What needs to be done >> Every line below that includes the word "plus" needs to be copied.
== == ==
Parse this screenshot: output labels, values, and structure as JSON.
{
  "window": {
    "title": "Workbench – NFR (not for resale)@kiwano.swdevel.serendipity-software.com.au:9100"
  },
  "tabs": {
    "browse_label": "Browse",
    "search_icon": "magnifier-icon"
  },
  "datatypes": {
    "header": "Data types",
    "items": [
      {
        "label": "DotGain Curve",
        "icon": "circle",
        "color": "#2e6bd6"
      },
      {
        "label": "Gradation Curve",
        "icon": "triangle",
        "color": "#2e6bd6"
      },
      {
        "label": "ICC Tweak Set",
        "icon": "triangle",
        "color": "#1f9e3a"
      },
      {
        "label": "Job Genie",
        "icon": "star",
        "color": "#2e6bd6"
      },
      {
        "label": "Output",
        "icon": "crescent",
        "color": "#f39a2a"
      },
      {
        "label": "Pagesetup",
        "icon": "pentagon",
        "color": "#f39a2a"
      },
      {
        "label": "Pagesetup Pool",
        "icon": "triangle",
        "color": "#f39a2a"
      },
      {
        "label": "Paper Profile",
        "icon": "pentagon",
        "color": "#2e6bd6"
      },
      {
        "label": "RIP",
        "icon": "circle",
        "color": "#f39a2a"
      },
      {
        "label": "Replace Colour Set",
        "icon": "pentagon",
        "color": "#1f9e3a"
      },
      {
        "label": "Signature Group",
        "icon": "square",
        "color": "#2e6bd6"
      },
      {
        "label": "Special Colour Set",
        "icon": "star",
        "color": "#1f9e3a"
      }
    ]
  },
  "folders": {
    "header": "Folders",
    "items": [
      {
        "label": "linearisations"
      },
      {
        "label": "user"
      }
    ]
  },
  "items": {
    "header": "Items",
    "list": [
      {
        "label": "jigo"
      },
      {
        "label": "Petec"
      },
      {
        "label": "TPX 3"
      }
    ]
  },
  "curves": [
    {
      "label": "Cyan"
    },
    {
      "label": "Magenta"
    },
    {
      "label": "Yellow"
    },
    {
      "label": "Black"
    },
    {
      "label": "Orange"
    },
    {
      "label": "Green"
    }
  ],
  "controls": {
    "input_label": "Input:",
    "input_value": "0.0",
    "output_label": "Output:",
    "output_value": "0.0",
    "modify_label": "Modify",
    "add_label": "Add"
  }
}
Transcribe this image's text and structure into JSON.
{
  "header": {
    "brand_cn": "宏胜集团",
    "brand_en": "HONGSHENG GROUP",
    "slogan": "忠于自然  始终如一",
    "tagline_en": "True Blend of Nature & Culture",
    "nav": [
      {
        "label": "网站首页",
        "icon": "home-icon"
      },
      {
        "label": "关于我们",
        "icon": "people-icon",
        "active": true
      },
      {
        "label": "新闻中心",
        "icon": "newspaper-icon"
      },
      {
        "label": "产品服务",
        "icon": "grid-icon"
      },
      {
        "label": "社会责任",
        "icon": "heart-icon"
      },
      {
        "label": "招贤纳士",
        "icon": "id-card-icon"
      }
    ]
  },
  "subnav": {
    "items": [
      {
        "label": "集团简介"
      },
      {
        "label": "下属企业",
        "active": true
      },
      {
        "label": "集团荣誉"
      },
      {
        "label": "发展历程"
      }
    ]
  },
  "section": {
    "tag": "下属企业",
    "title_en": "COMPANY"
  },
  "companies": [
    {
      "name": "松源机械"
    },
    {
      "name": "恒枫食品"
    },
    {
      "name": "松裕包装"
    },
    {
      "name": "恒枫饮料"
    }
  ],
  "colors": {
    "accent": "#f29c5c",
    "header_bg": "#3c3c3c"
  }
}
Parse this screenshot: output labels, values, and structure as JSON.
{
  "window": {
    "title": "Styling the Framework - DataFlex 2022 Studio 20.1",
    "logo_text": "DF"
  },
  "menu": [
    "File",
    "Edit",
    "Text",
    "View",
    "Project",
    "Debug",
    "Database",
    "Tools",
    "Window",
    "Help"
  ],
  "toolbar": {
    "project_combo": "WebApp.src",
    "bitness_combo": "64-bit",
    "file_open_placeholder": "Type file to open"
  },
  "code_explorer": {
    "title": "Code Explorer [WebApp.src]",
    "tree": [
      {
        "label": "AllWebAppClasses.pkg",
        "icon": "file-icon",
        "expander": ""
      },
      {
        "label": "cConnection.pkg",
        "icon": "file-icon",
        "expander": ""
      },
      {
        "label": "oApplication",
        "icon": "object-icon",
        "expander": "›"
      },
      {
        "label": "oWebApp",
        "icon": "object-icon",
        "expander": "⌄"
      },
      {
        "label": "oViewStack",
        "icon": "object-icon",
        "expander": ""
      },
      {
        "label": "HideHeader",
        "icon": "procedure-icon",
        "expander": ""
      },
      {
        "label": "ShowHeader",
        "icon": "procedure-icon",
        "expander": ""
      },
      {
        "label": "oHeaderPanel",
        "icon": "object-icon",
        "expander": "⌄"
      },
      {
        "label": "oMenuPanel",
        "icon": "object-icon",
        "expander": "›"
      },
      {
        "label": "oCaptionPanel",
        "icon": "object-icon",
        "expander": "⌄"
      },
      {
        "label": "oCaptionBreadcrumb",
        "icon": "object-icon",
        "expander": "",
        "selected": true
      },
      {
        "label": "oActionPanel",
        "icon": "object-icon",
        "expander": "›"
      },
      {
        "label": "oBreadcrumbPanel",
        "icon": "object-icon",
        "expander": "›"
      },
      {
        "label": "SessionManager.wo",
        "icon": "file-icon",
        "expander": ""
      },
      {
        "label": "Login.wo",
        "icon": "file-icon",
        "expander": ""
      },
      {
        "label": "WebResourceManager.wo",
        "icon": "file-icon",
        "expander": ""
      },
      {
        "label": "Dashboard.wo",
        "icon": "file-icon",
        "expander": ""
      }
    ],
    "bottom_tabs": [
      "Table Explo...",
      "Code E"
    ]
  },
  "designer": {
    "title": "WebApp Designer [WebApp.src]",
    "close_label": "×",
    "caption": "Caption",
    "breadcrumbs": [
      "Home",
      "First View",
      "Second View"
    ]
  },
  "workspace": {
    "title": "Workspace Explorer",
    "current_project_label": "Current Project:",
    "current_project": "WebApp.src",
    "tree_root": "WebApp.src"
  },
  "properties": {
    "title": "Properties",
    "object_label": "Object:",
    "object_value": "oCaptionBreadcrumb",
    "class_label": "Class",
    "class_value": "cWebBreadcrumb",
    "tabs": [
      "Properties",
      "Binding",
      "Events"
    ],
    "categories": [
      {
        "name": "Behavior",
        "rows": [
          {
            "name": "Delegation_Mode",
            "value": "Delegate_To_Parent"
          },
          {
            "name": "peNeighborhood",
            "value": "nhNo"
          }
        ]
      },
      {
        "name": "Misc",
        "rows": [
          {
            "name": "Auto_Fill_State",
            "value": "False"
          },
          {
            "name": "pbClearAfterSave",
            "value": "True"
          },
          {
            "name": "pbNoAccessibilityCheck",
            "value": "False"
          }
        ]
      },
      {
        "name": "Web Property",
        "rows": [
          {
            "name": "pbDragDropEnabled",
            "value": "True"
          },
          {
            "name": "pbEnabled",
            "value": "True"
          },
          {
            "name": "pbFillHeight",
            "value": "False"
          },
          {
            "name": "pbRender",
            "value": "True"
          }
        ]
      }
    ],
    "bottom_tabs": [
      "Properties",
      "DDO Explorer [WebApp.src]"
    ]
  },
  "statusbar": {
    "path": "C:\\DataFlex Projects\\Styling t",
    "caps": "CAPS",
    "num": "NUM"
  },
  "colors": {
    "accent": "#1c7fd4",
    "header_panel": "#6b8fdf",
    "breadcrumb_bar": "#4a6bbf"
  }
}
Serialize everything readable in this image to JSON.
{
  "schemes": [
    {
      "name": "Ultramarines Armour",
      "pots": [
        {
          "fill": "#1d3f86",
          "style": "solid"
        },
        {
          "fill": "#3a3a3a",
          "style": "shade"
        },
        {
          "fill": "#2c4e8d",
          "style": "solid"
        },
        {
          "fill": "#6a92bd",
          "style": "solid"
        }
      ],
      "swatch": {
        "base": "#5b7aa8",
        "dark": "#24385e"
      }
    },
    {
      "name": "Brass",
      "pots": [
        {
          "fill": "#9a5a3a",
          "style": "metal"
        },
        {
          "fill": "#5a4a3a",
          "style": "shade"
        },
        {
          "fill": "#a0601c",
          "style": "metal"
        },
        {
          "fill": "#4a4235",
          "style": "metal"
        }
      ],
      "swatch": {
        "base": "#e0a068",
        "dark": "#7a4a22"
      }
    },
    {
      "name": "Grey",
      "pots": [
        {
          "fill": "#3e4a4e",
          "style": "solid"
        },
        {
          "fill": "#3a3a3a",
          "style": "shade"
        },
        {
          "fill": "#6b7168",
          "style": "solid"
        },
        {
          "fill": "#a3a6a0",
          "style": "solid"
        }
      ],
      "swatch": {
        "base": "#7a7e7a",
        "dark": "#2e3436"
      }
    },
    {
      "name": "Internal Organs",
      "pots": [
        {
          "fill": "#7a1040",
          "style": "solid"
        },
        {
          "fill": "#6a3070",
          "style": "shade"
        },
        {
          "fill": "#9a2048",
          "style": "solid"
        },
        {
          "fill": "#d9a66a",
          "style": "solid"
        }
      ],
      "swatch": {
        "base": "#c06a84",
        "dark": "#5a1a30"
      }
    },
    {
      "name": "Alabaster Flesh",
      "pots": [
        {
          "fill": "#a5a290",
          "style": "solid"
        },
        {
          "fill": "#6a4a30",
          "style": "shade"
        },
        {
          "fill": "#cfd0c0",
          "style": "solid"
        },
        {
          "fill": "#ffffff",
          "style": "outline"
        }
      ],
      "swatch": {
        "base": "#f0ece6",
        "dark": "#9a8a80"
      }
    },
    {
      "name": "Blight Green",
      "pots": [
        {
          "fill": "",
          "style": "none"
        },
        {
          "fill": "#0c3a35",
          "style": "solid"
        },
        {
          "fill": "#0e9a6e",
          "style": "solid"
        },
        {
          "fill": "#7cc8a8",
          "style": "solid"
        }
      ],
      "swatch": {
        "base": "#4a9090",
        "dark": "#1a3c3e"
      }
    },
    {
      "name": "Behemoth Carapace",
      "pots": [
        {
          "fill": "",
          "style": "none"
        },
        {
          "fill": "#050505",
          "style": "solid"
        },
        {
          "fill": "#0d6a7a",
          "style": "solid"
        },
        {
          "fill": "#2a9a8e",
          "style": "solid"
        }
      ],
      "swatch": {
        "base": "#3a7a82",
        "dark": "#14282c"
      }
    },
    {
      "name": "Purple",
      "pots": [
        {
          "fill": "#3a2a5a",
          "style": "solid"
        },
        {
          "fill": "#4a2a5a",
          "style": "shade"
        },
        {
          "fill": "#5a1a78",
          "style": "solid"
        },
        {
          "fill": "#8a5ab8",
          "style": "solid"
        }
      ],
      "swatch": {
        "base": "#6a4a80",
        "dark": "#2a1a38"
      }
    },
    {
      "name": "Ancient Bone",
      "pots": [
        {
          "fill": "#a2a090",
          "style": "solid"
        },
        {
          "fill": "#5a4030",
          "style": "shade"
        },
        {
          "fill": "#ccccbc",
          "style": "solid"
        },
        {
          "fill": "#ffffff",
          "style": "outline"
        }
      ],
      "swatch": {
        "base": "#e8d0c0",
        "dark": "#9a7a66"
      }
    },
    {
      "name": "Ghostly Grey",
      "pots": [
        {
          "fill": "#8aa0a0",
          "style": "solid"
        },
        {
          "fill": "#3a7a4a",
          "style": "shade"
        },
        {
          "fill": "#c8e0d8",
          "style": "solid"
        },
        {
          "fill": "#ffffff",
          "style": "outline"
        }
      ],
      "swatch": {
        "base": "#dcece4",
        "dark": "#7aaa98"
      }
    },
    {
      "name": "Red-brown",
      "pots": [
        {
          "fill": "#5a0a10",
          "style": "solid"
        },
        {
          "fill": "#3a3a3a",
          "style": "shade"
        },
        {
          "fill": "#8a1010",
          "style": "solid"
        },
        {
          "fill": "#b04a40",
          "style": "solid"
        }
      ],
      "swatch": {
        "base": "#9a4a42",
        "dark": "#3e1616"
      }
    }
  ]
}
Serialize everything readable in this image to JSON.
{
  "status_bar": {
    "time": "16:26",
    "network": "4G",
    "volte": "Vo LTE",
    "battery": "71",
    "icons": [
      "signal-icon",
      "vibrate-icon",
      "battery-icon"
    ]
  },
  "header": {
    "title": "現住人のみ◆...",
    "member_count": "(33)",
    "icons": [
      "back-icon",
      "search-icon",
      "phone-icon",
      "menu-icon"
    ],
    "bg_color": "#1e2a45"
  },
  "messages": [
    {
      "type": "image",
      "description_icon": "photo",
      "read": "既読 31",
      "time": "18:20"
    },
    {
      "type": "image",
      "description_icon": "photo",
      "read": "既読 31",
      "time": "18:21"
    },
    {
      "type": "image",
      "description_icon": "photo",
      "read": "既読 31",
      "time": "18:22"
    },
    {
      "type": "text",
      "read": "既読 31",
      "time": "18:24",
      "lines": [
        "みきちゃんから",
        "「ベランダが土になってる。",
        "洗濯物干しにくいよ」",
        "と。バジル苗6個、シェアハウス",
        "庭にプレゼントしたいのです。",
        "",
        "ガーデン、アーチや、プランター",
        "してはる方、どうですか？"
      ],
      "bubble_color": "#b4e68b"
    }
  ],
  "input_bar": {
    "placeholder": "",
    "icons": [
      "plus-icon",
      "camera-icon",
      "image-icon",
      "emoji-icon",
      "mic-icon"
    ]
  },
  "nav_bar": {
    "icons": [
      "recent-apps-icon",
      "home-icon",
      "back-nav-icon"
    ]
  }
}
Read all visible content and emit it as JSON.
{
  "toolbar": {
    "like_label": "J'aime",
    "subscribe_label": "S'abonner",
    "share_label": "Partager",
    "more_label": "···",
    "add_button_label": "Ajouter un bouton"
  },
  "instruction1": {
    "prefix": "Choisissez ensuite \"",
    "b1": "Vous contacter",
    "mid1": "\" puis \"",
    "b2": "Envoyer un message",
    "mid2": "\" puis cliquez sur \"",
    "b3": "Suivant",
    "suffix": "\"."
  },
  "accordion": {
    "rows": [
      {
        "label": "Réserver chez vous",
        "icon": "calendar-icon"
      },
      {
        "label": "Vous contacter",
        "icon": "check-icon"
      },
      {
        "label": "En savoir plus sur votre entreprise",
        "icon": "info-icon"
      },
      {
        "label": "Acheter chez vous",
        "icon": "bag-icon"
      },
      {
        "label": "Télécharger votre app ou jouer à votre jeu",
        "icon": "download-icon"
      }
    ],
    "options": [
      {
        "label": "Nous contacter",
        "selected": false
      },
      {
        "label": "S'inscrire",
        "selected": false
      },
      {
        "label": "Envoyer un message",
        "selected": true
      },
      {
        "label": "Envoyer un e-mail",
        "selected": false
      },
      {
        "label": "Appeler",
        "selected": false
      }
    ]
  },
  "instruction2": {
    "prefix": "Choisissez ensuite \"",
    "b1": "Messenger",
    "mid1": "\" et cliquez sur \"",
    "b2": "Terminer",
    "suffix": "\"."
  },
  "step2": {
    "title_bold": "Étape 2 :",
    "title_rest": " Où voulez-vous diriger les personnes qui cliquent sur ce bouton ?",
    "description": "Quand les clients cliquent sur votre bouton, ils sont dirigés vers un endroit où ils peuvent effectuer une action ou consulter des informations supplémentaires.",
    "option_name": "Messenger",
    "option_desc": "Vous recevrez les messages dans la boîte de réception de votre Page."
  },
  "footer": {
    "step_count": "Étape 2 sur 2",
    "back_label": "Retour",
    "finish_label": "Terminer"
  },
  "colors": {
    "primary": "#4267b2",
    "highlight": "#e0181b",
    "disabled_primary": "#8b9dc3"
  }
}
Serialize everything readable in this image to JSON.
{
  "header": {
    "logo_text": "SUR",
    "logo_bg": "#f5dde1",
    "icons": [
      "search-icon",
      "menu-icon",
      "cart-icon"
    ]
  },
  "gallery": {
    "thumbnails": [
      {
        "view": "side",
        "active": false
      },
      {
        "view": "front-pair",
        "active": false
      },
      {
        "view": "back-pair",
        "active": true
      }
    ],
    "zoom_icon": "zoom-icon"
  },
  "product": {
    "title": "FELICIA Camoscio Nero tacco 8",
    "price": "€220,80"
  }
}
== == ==
Written reply >>
      "plus-icon",
        "label": "En savoir plus sur votre entreprise",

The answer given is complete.